At-Will Employment Laws
When you lose your job, you lose more than your income. In some cases, you may feel as if you have lost your identity, which can lead to physical and mental health issues. But just as importantly, your employer has possibly damaged your chances of obtaining future employment, especially if it is brought to light that you were fired by your employer.
While most jobs in California are “at-will” positions, meaning an employer can fire an employee at any time, there are several exceptions to this rule. If you believe the circumstances surrounding your firing may be an exception to the “at-will” rule, make sure you meet with a Los Angeles workplace lawyer from Mann Elias to discuss your situation.
Implied Contract Exception
When examining exceptions to at-will employment, the implied contract exception is one that comes up on a frequent basis at Mann & Elias. Though an implied contract may not be in writing, it can still be considered legally binding. In these situations, employees who have been long-term employees of the business, or who have been told by their employer that they will have a job for the foreseeable future, may possibly have a case that is considered an exception to at-will employment.
If you have been with your employer for many years and were suddenly fired for no good reason, meet with an employee rights attorney for restaurant workers at Mann Elias.
Implied Covenant of Good Faith and Fair Dealing
Once you are able to prove you were employed under either an implied or expressed contract, you may have a case for wrongful termination based on the implied covenant of good faith and fair dealing. With this, you and your lawyer will need to show your employer acted in bad faith that led to your firing.
For example, if you were fired in clear violation of your employer’s own personnel policies, to keep you from gaining certain benefits such as a pay raise, or due to your employer lying about the real reason they fired you, a wrongful termination lawsuit should be seriously considered.
Public Policy Exception
When a public policy exception is raised in a wrongful termination case, it alleges an employee was fired by their employer because they refused to break an existing law, violate a standing public policy, or because they chose to exercise certain legal rights or report an alleged violation of the law by their employer.
In any case, an employer firing an employee under any of these conditions is illegal. Even in situations where an employee is clearly an at-will employee and has no legally-binding implied or expressed employment contract, this exception may apply. If you were asked to do something illegal by your employer, refused, and were later fired, hold your employer accountable by hiring a lawyer from Mann & Elias to handle your case.
Fraud and Misrepresentation
Still another exception to at-will employment in California involves fraud and misrepresentation on the part of an employer. To prove a case of this nature, you will need to show your employer made fraudulent claims that led you to accept a job offer, only to find out later that your employer’s promises were empty. In addition, you must be able to show you suffered damages as a result of the fraud. This can be such things as if you gave up a high-paying job to take this new job, and then were left with little if any compensation for your efforts.
Should you now be facing such circumstances, don’t simply walk away and worry about what to do next. Instead, turn to an attorney for legal advice.

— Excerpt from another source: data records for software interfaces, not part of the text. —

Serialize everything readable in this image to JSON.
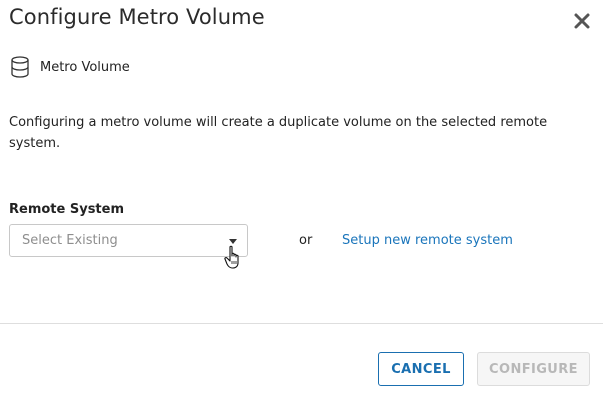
{
  "dialog": {
    "title": "Configure Metro Volume",
    "close_icon": "close-icon"
  },
  "volume": {
    "icon": "database-icon",
    "label": "Metro Volume"
  },
  "description": "Configuring a metro volume will create a duplicate volume on the selected remote system.",
  "remote_system": {
    "label": "Remote System",
    "select_placeholder": "Select Existing",
    "or_text": "or",
    "setup_link": "Setup new remote system"
  },
  "footer": {
    "cancel_label": "CANCEL",
    "configure_label": "CONFIGURE"
  },
  "colors": {
    "accent": "#1a75bb",
    "disabled_text": "#b8b8b8"
  }
}
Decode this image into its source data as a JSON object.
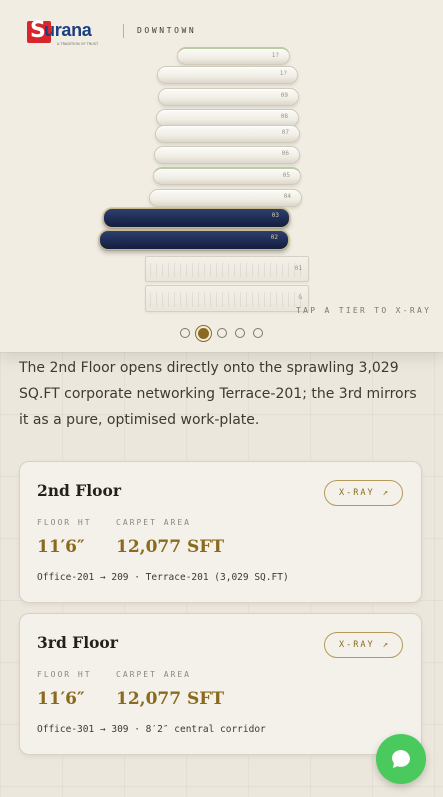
{
  "brand": {
    "logo_word": "urana",
    "logo_letter": "S",
    "logo_tagline": "A TRADITION OF TRUST",
    "location": "DOWNTOWN",
    "brand_color": "#d9262b",
    "brand_blue": "#1d3f80"
  },
  "stack": {
    "tiers": [
      {
        "num": "1?",
        "state": "default"
      },
      {
        "num": "1?",
        "state": "default"
      },
      {
        "num": "09",
        "state": "default"
      },
      {
        "num": "08",
        "state": "default"
      },
      {
        "num": "07",
        "state": "default"
      },
      {
        "num": "06",
        "state": "default"
      },
      {
        "num": "05",
        "state": "default"
      },
      {
        "num": "04",
        "state": "default"
      },
      {
        "num": "03",
        "state": "active"
      },
      {
        "num": "02",
        "state": "active"
      },
      {
        "num": "01",
        "state": "base"
      },
      {
        "num": "G",
        "state": "base"
      }
    ],
    "hint": "TAP A TIER TO X-RAY",
    "active_color": "#1d2a52"
  },
  "carousel": {
    "count": 5,
    "active_index": 1
  },
  "intro": "The 2nd Floor opens directly onto the sprawling 3,029 SQ.FT corporate networking Terrace-201; the 3rd mirrors it as a pure, optimised work-plate.",
  "floors": [
    {
      "title": "2nd Floor",
      "xray_label": "X-RAY",
      "floor_ht_label": "FLOOR HT",
      "floor_ht": "11′6″",
      "carpet_label": "CARPET AREA",
      "carpet_area": "12,077 SFT",
      "detail": "Office-201 → 209 · Terrace-201 (3,029 SQ.FT)"
    },
    {
      "title": "3rd Floor",
      "xray_label": "X-RAY",
      "floor_ht_label": "FLOOR HT",
      "floor_ht": "11′6″",
      "carpet_label": "CARPET AREA",
      "carpet_area": "12,077 SFT",
      "detail": "Office-301 → 309 · 8′2″ central corridor"
    }
  ],
  "accent_color": "#8a6a1f",
  "chat": {
    "icon": "chat-bubble-icon",
    "color": "#4ac95d"
  }
}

Can More than One Exception Apply to My Case?
Contrary to what many employees who were wrongfully terminated believe, there are many cases where more than one exception to the at-will employment rule may apply. For example, you may choose to sue your employer for not only violating public policy, but also for fraud and misrepresentation. If for any reason you believe your employer may have multiple violations regarding at-will employment, don’t stand back and let them get away with an unjust firing.
What if I Resigned from My Job?
If you think you will not be able to sue your employer for wrongful termination because you resigned from your job, think again. Thanks to what are known as “constructive discharge” laws in California, you would be allowed to sue your employer even if you resigned from your job instead of having been fired.
Under these laws, the State of California will assume that your employer created such unbearable working conditions that you had no other reasonable choice but to resign. However, though this assumption will be made by the state, you and your lawyer will still need hard evidence to prove your case. Though resigning from your job may make it a bit harder to win your wrongful termination case, it is by no means an impossible task. Therefore, make sure you discuss your situation in more detail with your legal counsel.
Since you know how hard it can be to find a new job, especially if you have been fired from your previous one, don’t allow your employer to send your life spiraling out of control due to a wrongful termination. To make sure you are compensated for your damages and ultimately allowed to return to the job you love and have had for many years, schedule a consultation today.